Tonkatsu Ginza Bairin >> Get a special offer!
255 Beach Walk, Honolulu, HI
Sun-Sat, 11:00am – 8:30pm
4) Island Sausage
After working in a number of kitchens at several prominent restaurants in Honolulu, Chef Terrence Enomoto decided to started his own business focusing on a particular craft, namely sausage making. He began to craft flavors that locals would recognize but never witnessed stuffed into a sausage casing.
What started out as a business at the farmers market circuit expanded to street food events, food truck events, and also craft expos. Now, with a brick-and-mortar in Restaurant Row, Enomoto prepares a number of sausage sandwiches that put an innovative twist rooted in comfort. The Chorizo captures the street food experience with accents of corn elote salsa, cotija cheese, pickled onions, cilantro, and a curious sprinkling of Hot Cheetos dust. A Chinese-inspired Char Siu sausage comes with cucumber, pickled vegetables, spicy hoisin sauce, and cilantro but the Thai Chicken combines flavors of vegetable green curry, herb salad, pickled onions, pickled jalapeno, and toasted coconut into a racy sandwich. Burgers and a fried chicken sandwich round out the menu.
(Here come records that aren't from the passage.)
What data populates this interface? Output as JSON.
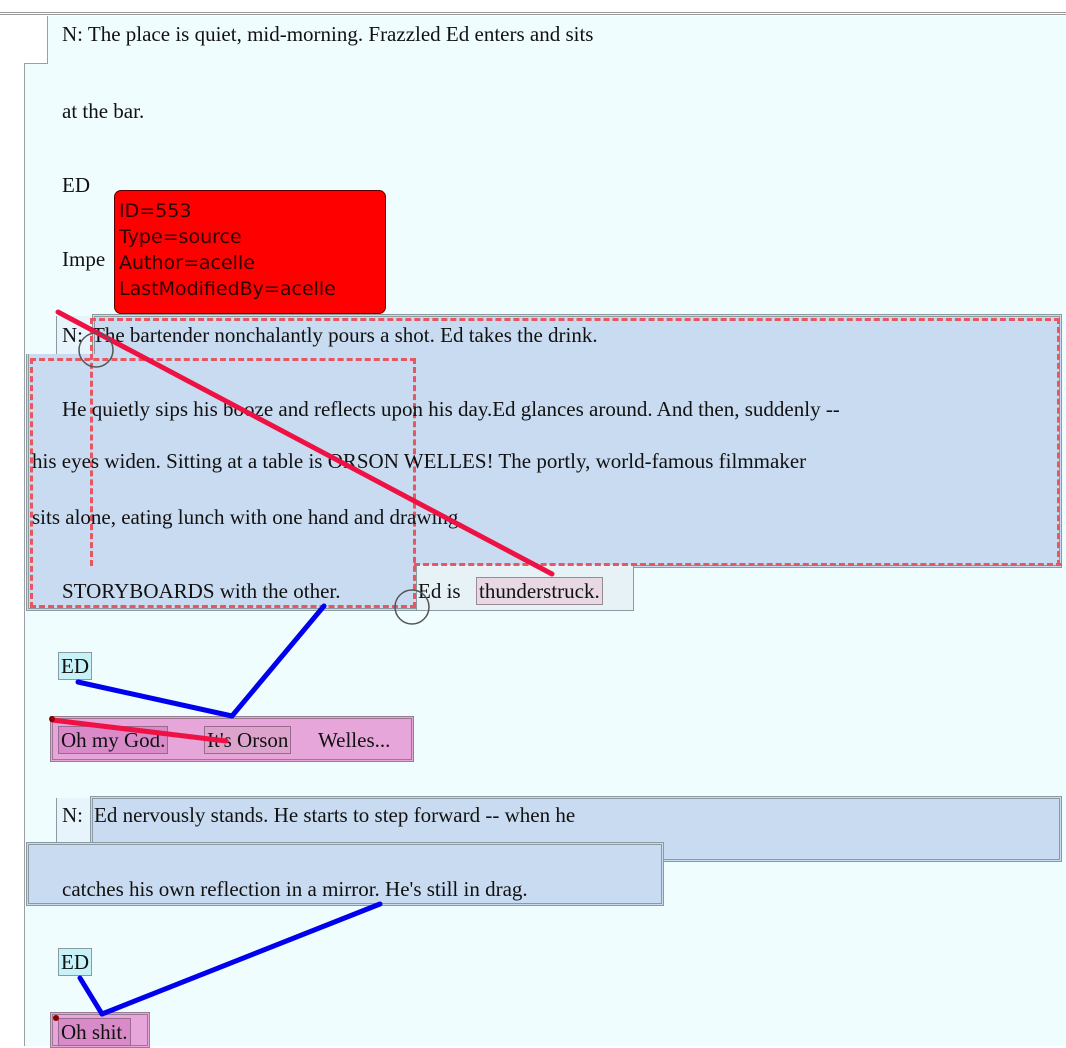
{
  "script": {
    "line_1": "N: The place is quiet, mid-morning.  Frazzled Ed enters and sits",
    "line_2": "at the bar.",
    "character_1": "ED",
    "dialogue_1": "Impe",
    "action_2a_label": "N:",
    "action_2a_text": "The bartender nonchalantly pours a shot.  Ed takes the drink.",
    "action_2b": "He quietly sips his booze and reflects upon his day.Ed glances around. And then, suddenly --",
    "action_2c": "his eyes widen. Sitting at a table is ORSON WELLES!  The portly, world-famous filmmaker",
    "action_2d": "sits alone, eating lunch with one hand and drawing",
    "action_2e": "STORYBOARDS with the other.",
    "action_2f": "Ed is",
    "action_2g": "thunderstruck.",
    "character_2": "ED",
    "dialogue_2a": "Oh my God.",
    "dialogue_2b": "It's Orson",
    "dialogue_2c": "Welles...",
    "action_3a_label": "N:",
    "action_3a_text": "Ed nervously stands.  He starts to step forward -- when he",
    "action_3b": "catches his own reflection in a mirror.  He's still in drag.",
    "character_3": "ED",
    "dialogue_3": "Oh shit."
  },
  "tooltip": {
    "id": "ID=553",
    "type": "Type=source",
    "author": "Author=acelle",
    "last_modified": "LastModifiedBy=acelle"
  },
  "colors": {
    "page_bg": "#f0fdff",
    "action_highlight": "#c9dbf0",
    "dialogue_highlight": "#e6a6d9",
    "character_highlight": "#c6f2f8",
    "tooltip_bg": "#ff0000",
    "source_link": "#ee1144",
    "target_link": "#0000ee"
  }
}
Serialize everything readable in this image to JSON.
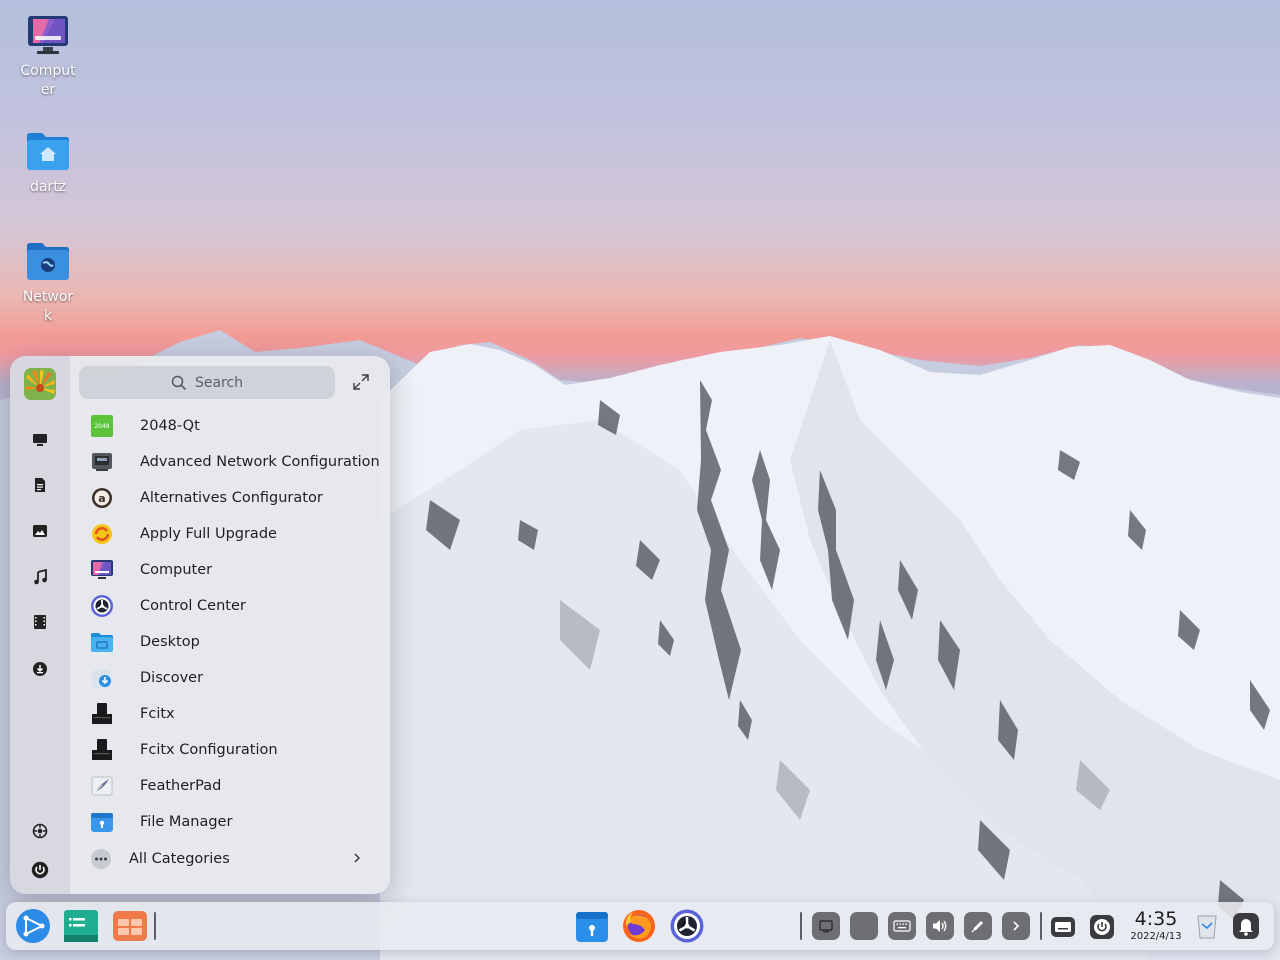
{
  "desktop": {
    "icons": [
      {
        "label": "Computer",
        "icon": "computer-icon"
      },
      {
        "label": "dartz",
        "icon": "home-folder-icon"
      },
      {
        "label": "Network",
        "icon": "network-folder-icon"
      }
    ]
  },
  "launcher": {
    "search_placeholder": "Search",
    "sidebar": [
      "computer-icon",
      "document-icon",
      "picture-icon",
      "music-icon",
      "video-icon",
      "download-icon",
      "settings-icon",
      "power-icon"
    ],
    "apps": [
      {
        "name": "2048-Qt",
        "icon": "2048-icon"
      },
      {
        "name": "Advanced Network Configuration",
        "icon": "network-config-icon"
      },
      {
        "name": "Alternatives Configurator",
        "icon": "alternatives-icon"
      },
      {
        "name": "Apply Full Upgrade",
        "icon": "upgrade-icon"
      },
      {
        "name": "Computer",
        "icon": "computer-icon"
      },
      {
        "name": "Control Center",
        "icon": "control-center-icon"
      },
      {
        "name": "Desktop",
        "icon": "desktop-folder-icon"
      },
      {
        "name": "Discover",
        "icon": "discover-icon"
      },
      {
        "name": "Fcitx",
        "icon": "keyboard-icon"
      },
      {
        "name": "Fcitx Configuration",
        "icon": "keyboard-config-icon"
      },
      {
        "name": "FeatherPad",
        "icon": "featherpad-icon"
      },
      {
        "name": "File Manager",
        "icon": "file-manager-icon"
      }
    ],
    "all_categories": "All Categories"
  },
  "dock": {
    "left": [
      "launcher-icon",
      "multitask-icon",
      "workspace-icon"
    ],
    "center": [
      "app-store-icon",
      "firefox-icon",
      "control-center-icon"
    ],
    "tray": [
      "screen-record-icon",
      "tray-blank-icon",
      "keyboard-icon",
      "volume-icon",
      "pen-icon",
      "arrow-right-icon",
      "input-method-icon",
      "power-icon",
      "trash-icon",
      "notification-icon"
    ],
    "time": "4:35",
    "date": "2022/4/13"
  }
}
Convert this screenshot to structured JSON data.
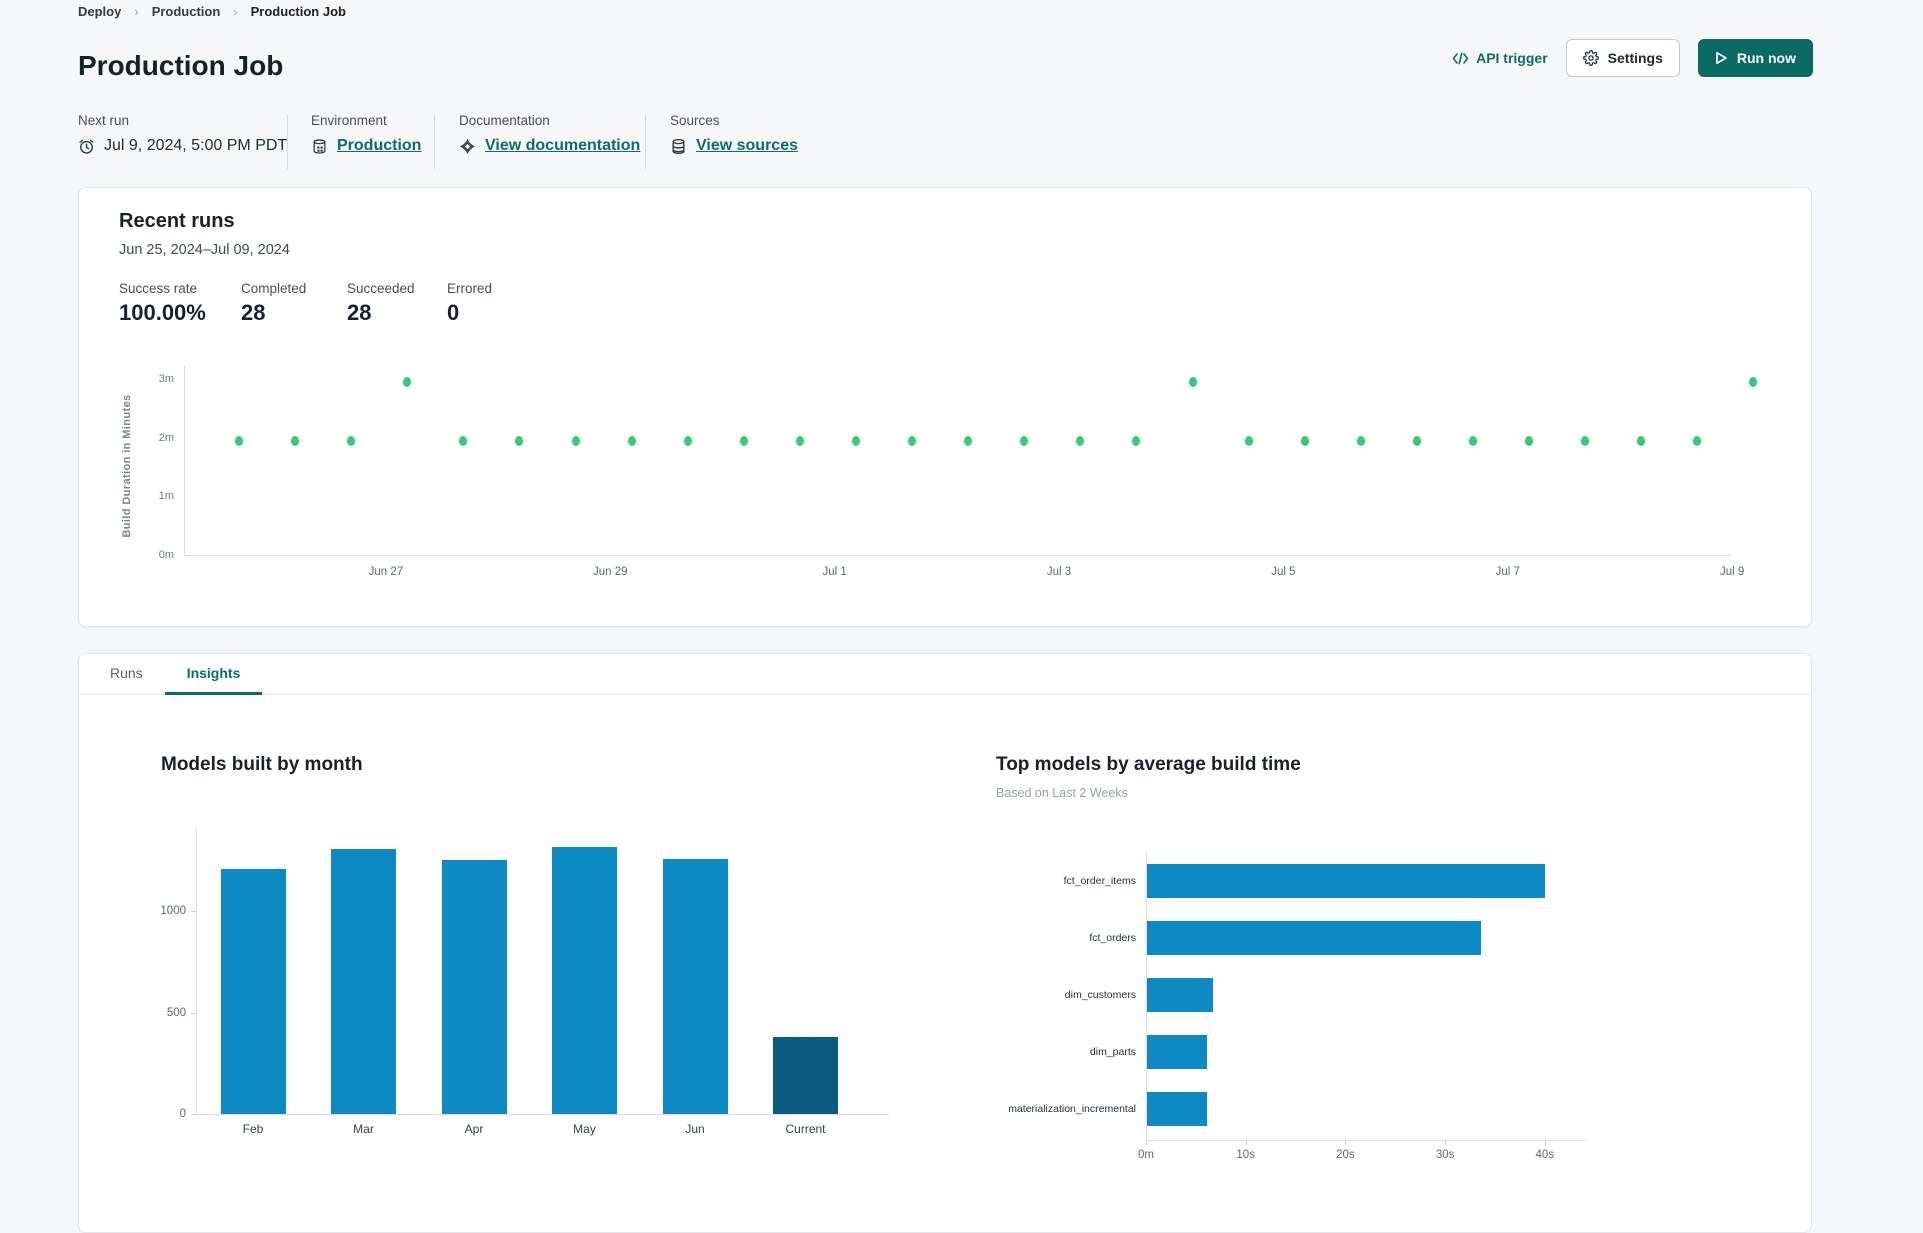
{
  "breadcrumb": {
    "items": [
      "Deploy",
      "Production",
      "Production Job"
    ],
    "separator": "›"
  },
  "header": {
    "title": "Production Job",
    "api_trigger_label": "API trigger",
    "settings_label": "Settings",
    "run_now_label": "Run now"
  },
  "meta": {
    "sections": [
      {
        "label": "Next run",
        "value": "Jul 9, 2024, 5:00 PM PDT",
        "icon": "clock-icon",
        "link": false
      },
      {
        "label": "Environment",
        "value": "Production",
        "icon": "environment-icon",
        "link": true
      },
      {
        "label": "Documentation",
        "value": "View documentation",
        "icon": "dbt-icon",
        "link": true
      },
      {
        "label": "Sources",
        "value": "View sources",
        "icon": "database-icon",
        "link": true
      }
    ]
  },
  "recent_runs": {
    "title": "Recent runs",
    "date_range": "Jun 25, 2024–Jul 09, 2024",
    "stats": [
      {
        "label": "Success rate",
        "value": "100.00%"
      },
      {
        "label": "Completed",
        "value": "28"
      },
      {
        "label": "Succeeded",
        "value": "28"
      },
      {
        "label": "Errored",
        "value": "0"
      }
    ]
  },
  "tabs": [
    {
      "label": "Runs",
      "active": false
    },
    {
      "label": "Insights",
      "active": true
    }
  ],
  "colors": {
    "accent_teal": "#0c6d68",
    "button_teal": "#0a6a64",
    "bar_blue": "#0d89c4",
    "bar_dark_blue": "#095c7d",
    "dot_green": "#2ecd71"
  },
  "chart_data": [
    {
      "id": "build-duration-scatter",
      "type": "scatter",
      "title": "Recent runs",
      "ylabel": "Build Duration in Minutes",
      "y_ticks": [
        {
          "label": "0m",
          "value": 0
        },
        {
          "label": "1m",
          "value": 1
        },
        {
          "label": "2m",
          "value": 2
        },
        {
          "label": "3m",
          "value": 3
        }
      ],
      "ylim": [
        0,
        3.4
      ],
      "x_domain_days": [
        0.2,
        13.99
      ],
      "x_ticks": [
        {
          "label": "Jun 27",
          "day": 2
        },
        {
          "label": "Jun 29",
          "day": 4
        },
        {
          "label": "Jul 1",
          "day": 6
        },
        {
          "label": "Jul 3",
          "day": 8
        },
        {
          "label": "Jul 5",
          "day": 10
        },
        {
          "label": "Jul 7",
          "day": 12
        },
        {
          "label": "Jul 9",
          "day": 14
        }
      ],
      "grid": false,
      "point_color": "#2ecd71",
      "points": [
        {
          "day": 0.69,
          "minutes": 1.95
        },
        {
          "day": 1.19,
          "minutes": 1.95
        },
        {
          "day": 1.69,
          "minutes": 1.95
        },
        {
          "day": 2.19,
          "minutes": 2.95
        },
        {
          "day": 2.69,
          "minutes": 1.95
        },
        {
          "day": 3.19,
          "minutes": 1.95
        },
        {
          "day": 3.69,
          "minutes": 1.95
        },
        {
          "day": 4.19,
          "minutes": 1.95
        },
        {
          "day": 4.69,
          "minutes": 1.95
        },
        {
          "day": 5.19,
          "minutes": 1.95
        },
        {
          "day": 5.69,
          "minutes": 1.95
        },
        {
          "day": 6.19,
          "minutes": 1.95
        },
        {
          "day": 6.69,
          "minutes": 1.95
        },
        {
          "day": 7.19,
          "minutes": 1.95
        },
        {
          "day": 7.69,
          "minutes": 1.95
        },
        {
          "day": 8.19,
          "minutes": 1.95
        },
        {
          "day": 8.69,
          "minutes": 1.95
        },
        {
          "day": 9.19,
          "minutes": 2.95
        },
        {
          "day": 9.69,
          "minutes": 1.95
        },
        {
          "day": 10.19,
          "minutes": 1.95
        },
        {
          "day": 10.69,
          "minutes": 1.95
        },
        {
          "day": 11.19,
          "minutes": 1.95
        },
        {
          "day": 11.69,
          "minutes": 1.95
        },
        {
          "day": 12.19,
          "minutes": 1.95
        },
        {
          "day": 12.69,
          "minutes": 1.95
        },
        {
          "day": 13.19,
          "minutes": 1.95
        },
        {
          "day": 13.69,
          "minutes": 1.95
        },
        {
          "day": 14.19,
          "minutes": 2.95
        }
      ]
    },
    {
      "id": "models-built-by-month",
      "type": "bar",
      "title": "Models built by month",
      "categories": [
        "Feb",
        "Mar",
        "Apr",
        "May",
        "Jun",
        "Current"
      ],
      "values": [
        1205,
        1305,
        1250,
        1315,
        1255,
        380
      ],
      "y_ticks": [
        0,
        500,
        1000
      ],
      "ylim": [
        0,
        1400
      ],
      "grid": false,
      "bar_colors": [
        "#0d89c4",
        "#0d89c4",
        "#0d89c4",
        "#0d89c4",
        "#0d89c4",
        "#095c7d"
      ]
    },
    {
      "id": "top-models-by-build-time",
      "type": "bar-horizontal",
      "title": "Top models by average build time",
      "subtitle": "Based on Last 2 Weeks",
      "categories": [
        "fct_order_items",
        "fct_orders",
        "dim_customers",
        "dim_parts",
        "materialization_incremental"
      ],
      "values_seconds": [
        39.9,
        33.5,
        6.6,
        6.0,
        6.0
      ],
      "x_ticks": [
        {
          "label": "0m",
          "value": 0
        },
        {
          "label": "10s",
          "value": 10
        },
        {
          "label": "20s",
          "value": 20
        },
        {
          "label": "30s",
          "value": 30
        },
        {
          "label": "40s",
          "value": 40
        }
      ],
      "xlim": [
        0,
        44
      ],
      "grid": false,
      "bar_color": "#0d89c4"
    }
  ]
}
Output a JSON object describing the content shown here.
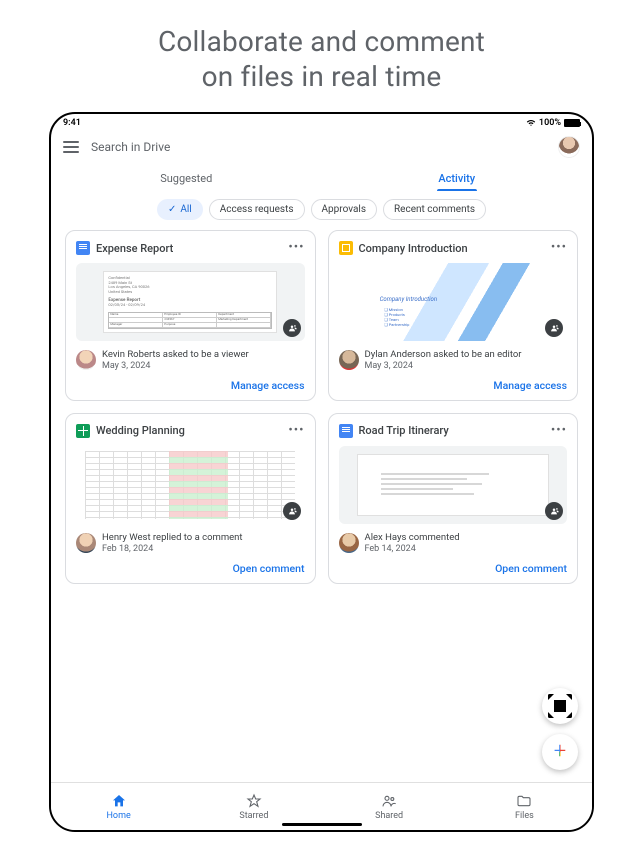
{
  "headline_line1": "Collaborate and comment",
  "headline_line2": "on files in real time",
  "status": {
    "time": "9:41",
    "battery": "100%"
  },
  "search": {
    "placeholder": "Search in Drive"
  },
  "tabs": {
    "suggested": "Suggested",
    "activity": "Activity"
  },
  "chips": {
    "all": "All",
    "access": "Access requests",
    "approvals": "Approvals",
    "recent": "Recent comments"
  },
  "cards": [
    {
      "title": "Expense Report",
      "activity": "Kevin Roberts asked to be a viewer",
      "date": "May 3, 2024",
      "action": "Manage access"
    },
    {
      "title": "Company Introduction",
      "slide_title": "Company Introduction",
      "bullets": [
        "Mission",
        "Products",
        "Team",
        "Partnership"
      ],
      "activity": "Dylan Anderson asked to be an editor",
      "date": "May 3, 2024",
      "action": "Manage access"
    },
    {
      "title": "Wedding Planning",
      "activity": "Henry West replied to a comment",
      "date": "Feb 18, 2024",
      "action": "Open comment"
    },
    {
      "title": "Road Trip Itinerary",
      "activity": "Alex Hays commented",
      "date": "Feb 14, 2024",
      "action": "Open comment"
    }
  ],
  "nav": {
    "home": "Home",
    "starred": "Starred",
    "shared": "Shared",
    "files": "Files"
  }
}
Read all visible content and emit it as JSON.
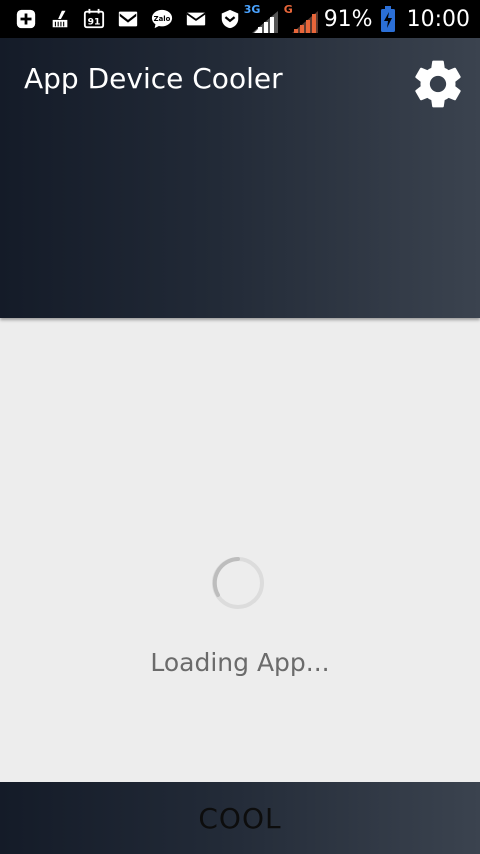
{
  "status_bar": {
    "icons": [
      "add-box-icon",
      "cleaner-icon",
      "calendar-icon",
      "gmail-icon",
      "zalo-icon",
      "mail-icon",
      "shield-icon"
    ],
    "zalo_label": "Zalo",
    "calendar_label": "91",
    "network1_label": "3G",
    "network2_label": "G",
    "battery_percent": "91%",
    "time": "10:00"
  },
  "header": {
    "title": "App Device Cooler"
  },
  "loading": {
    "text": "Loading App..."
  },
  "bottom": {
    "button_label": "COOL"
  },
  "colors": {
    "status_bar": "#000000",
    "header_dark": "#141b28",
    "header_light": "#3b434f",
    "background": "#ededed",
    "loading_text": "#6b6b6b",
    "battery_blue": "#2b6fd6",
    "signal_orange": "#e8663a",
    "network_3g_blue": "#4aa3ff"
  }
}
Island Sausage >> Get a special offer!
Restaurant Row, 500 Ala Moana Blvd., Honolulu, HI
Mon-Fri, 11:00am – 6:00pm; Sat, 2:00 – 8:00pm
5) Mana Sandwiches
Recently opened in Ala Moana Center’s The Lanai food court, Mana Sandwiches is the sister company to BRUG Bakery. Using the fluffy bread from BRUG Bakery, Mana Sandwiches prides itself on being a Japanese sandwich boutique. Besides the traditional flavors of egg salad and ham & cheese, Mana Sandwiches gives patrons a reason to be more adventurous, with taste-tempting sandwiches as teriyaki chicken avocado, sukiyaki beef, mentai potato (ethereally whipped potato salad infused with spicy cod roe), and mushroom katsu (cutlet).
And no Japanese sandwich shoppe would be complete with the gamut of fruits sando offerings–fresh fruits sandwiched in white bread with premium heavy whipping cream: strawberry, mango, banana & Oreo cream, kiwi, mixed fruits, strawberry Nutella cream, matcha anko mochi (green tea with sweetened red bean paste and rice cake), and much more!
Ala Moana Center, Lanai Food Court, 1450 Ala Moana Blvd., Honolulu, HI
Sun-Sat, 9:00am – 7:00pm
So put down that butter knife and spare the mysterious luncheon meat for a day and give one of these creative sandwich shops a try. It probably won’t bring back childhood memories, but you will have a new set of grown up recollections to last you throughout the rest of your adulthood.